National advertisements are sometimes used to recruit subjects for large multi-center studies. Typically, centralized phone banks or operators receive calls from individuals who see such advertisements, and then screen subjects and refer those eligible and interested to local investigators. Phone screeners interacting with potential subjects in this setting are obviously not employees of our hospitals, are usually not healthcare providers, and typically work from a script or data collection tool which must be reviewed and approved by the PHRC before use. Use of third party screeners must be explicitly noted in the protocol. Under HIPAA privacy regulations, the use of such a centralized phone bank or operators requires a business agreement. Please refer to ( for more information about these agreements. Potential subjects should be told they are speaking to a non-medical screener at a centralized phone bank, and not erroneously be led to believe they're speaking with a physician or member of the actual clinical research team at our hospitals. This is especially relevant to protocols involving depression or other psychiatric illness. Industry screeners should have policies on what will happen if subjects calling are found to be at serious risk of harm to self and others (e.g. suicidal) and provide such plans for PHRC review.

C. Conducting Pre-screening in Person

Investigators may choose to conduct pre-screening in person, for example, if potential subjects are finding out about research during routine clinical care or while visiting the hospital. All of the questionnaires and checklists that would be used during phone pre-screens are appropriate in this setting as well. Complete medical histories and screening physical exams are not considered acceptable pre-screening activities but rather part of actual research procedures, and should be conducted only after an individual has signed a consent form. That said, it is acceptable to perform very limited routine clinical procedures as part of a pre-screen if they directly relate to eligibility determinations and an individual verbally consents to have them performed before signing a consent form for a study. For example, it would be acceptable to weigh an individual in order to ascertain whether s/he qualifies for a dietary study, or acceptable to briefly view a pigmented lesion or a subject's skin type to see whether s/he qualifies for a dermatology study. Such exceptions are made in the interest of the convenience of the research subject, if s/he agrees. Complete physical exams, full body skin exams and any sample collection or laboratory testing must not be undertaken until a subject has given informed consent and has signed the consent form.

IV. Alternative Pre-screening Approaches

The guidelines listed above may not be applicable to every situation that arises in the research process. Carefully justified alternative approaches will be considered on a case-by-case basis. The Partners Human Research Office staff will offer guidance to investigators upon request.

V. Retaining Information from Individuals who are Pre-Screened but not Enrolled

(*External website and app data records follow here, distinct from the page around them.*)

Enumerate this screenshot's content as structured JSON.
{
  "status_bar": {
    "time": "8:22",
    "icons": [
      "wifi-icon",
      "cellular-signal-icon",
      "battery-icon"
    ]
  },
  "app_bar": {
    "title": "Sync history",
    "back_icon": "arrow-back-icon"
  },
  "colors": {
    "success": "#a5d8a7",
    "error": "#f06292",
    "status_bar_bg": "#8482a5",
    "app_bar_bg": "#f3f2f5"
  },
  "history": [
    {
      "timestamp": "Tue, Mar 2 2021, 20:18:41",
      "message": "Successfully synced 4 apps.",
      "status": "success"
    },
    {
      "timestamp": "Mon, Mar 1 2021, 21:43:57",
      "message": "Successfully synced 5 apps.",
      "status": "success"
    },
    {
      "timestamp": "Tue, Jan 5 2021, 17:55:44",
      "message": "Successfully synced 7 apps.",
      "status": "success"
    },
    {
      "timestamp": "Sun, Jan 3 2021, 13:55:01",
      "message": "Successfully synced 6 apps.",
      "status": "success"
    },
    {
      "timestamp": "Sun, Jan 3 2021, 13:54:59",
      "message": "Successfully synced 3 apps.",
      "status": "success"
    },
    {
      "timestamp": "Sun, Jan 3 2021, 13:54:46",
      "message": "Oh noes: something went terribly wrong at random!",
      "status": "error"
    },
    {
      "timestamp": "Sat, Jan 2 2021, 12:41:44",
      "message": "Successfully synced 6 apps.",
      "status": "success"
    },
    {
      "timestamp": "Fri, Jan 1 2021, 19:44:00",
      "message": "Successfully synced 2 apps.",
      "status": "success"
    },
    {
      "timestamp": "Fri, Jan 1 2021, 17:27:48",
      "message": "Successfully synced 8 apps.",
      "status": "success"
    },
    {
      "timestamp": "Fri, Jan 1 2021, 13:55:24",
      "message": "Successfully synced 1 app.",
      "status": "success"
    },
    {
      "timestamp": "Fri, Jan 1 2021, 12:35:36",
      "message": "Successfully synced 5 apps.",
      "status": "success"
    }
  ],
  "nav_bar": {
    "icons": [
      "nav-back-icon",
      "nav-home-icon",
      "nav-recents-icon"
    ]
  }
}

It is acceptable to retain non-identifying information about individuals who are pre-screened for a study, but do not actually pursue the study or enroll. In fact, this is often desirable or even requested by industrial or academic sponsors to obtain information about the entire pool of individuals interested or potentially eligible for the study. Pre-screening sheets from individuals who did not provide identifying information can be retained with no further action. Pre-screening sheets with identifying information gathered to obtain written authorization and prior to enrollment (signing of informed consent form) may also be retained in research files, but must have segments containing identifiable information blacked out or cut off as soon as it is clear that the individual will not be enrolled. If identifiable health information is to be retained, the investigator must obtain an authorization from each of the persons screened.